Posted in Business, Legal Issues | Tagged , , , , , , , | Leave a comment

The Evolution of Leadership

Businessman on summit

“So he shepherded them according to the integrity of his heart,

And guided them with his skillful hands.”

–Psalm 78:72

Leaders have surfaced in stories and historical records since the invention of writing. No matter what period, mankind has had leaders, from the bible to the oval office, from Alexander the Great to Mahatma Gandhi. However, the way we have thought of leadership has greatly changed over the past century. In business and academia, it has been a subject of much theorization. and that is exactly what this article is all about. This article is not intended to be comprehensive, but accessible. It is therefore grossly oversimplified, which means it as a brief and useful primer to the research literature.

Posted in Business | Tagged , , , | Leave a comment

The Easiest and Hardest Languages to Learn

Crazy long name of lake on sign

Some languages you can get the hang of, some languages are pretty tough, and some languages are downright difficult. …And then there are those special few, those ridiculously complex ones, that take so long to master, that you’re pretty much hopeless to master it unless you started at a very early age, or moved to the place in which that language was spoken. Let’s look at the hardest languages to learn.

Posted in Aggregators/lists/rankings, Japan | Leave a comment

Best Business Schools Everywhere in the World (2015-2016)

Graduates in Cap and Gown --- Image by © Royalty-Free/Corbis

There are lots of sites that have this information, but they require that you click through 25 times to get the information you want.

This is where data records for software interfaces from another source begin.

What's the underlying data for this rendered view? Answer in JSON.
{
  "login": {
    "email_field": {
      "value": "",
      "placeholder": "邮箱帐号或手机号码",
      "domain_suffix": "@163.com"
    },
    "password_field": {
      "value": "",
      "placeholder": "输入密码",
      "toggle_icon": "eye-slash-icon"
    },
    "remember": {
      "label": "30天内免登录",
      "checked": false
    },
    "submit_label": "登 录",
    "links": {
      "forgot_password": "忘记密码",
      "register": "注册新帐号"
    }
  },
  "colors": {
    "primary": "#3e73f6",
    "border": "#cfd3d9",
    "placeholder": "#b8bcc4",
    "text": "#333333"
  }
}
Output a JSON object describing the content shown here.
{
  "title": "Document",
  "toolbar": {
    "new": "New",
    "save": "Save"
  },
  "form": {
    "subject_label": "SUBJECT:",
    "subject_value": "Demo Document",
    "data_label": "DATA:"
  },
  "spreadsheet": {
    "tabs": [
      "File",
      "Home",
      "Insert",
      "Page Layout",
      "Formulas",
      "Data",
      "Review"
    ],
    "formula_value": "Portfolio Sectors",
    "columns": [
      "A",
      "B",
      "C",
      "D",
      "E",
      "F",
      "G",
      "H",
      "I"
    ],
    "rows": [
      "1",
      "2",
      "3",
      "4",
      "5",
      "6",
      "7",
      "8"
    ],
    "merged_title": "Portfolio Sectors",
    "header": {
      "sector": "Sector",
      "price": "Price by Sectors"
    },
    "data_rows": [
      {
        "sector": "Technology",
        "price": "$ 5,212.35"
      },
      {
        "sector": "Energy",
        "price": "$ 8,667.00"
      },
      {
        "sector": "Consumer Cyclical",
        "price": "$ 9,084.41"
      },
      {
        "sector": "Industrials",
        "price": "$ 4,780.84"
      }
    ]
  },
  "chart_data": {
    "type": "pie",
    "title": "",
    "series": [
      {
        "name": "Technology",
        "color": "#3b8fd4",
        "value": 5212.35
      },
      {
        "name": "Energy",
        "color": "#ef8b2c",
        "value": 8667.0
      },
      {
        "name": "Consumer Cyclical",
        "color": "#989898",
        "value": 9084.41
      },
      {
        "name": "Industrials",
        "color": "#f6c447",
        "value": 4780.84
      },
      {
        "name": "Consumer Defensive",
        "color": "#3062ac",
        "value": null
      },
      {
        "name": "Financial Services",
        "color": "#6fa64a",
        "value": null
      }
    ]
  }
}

I solved that problem. This article is not about a ranking. It is a list of schools that should be on your radar if you are looking at business schools anywhere in the world.

It shows the best business schools in the world – not the best overall universities. Of course, there is some overlap; but keep in mind that many of these business schools are not even part of a university.

Posted in Aggregators/lists/rankings, Education | Leave a comment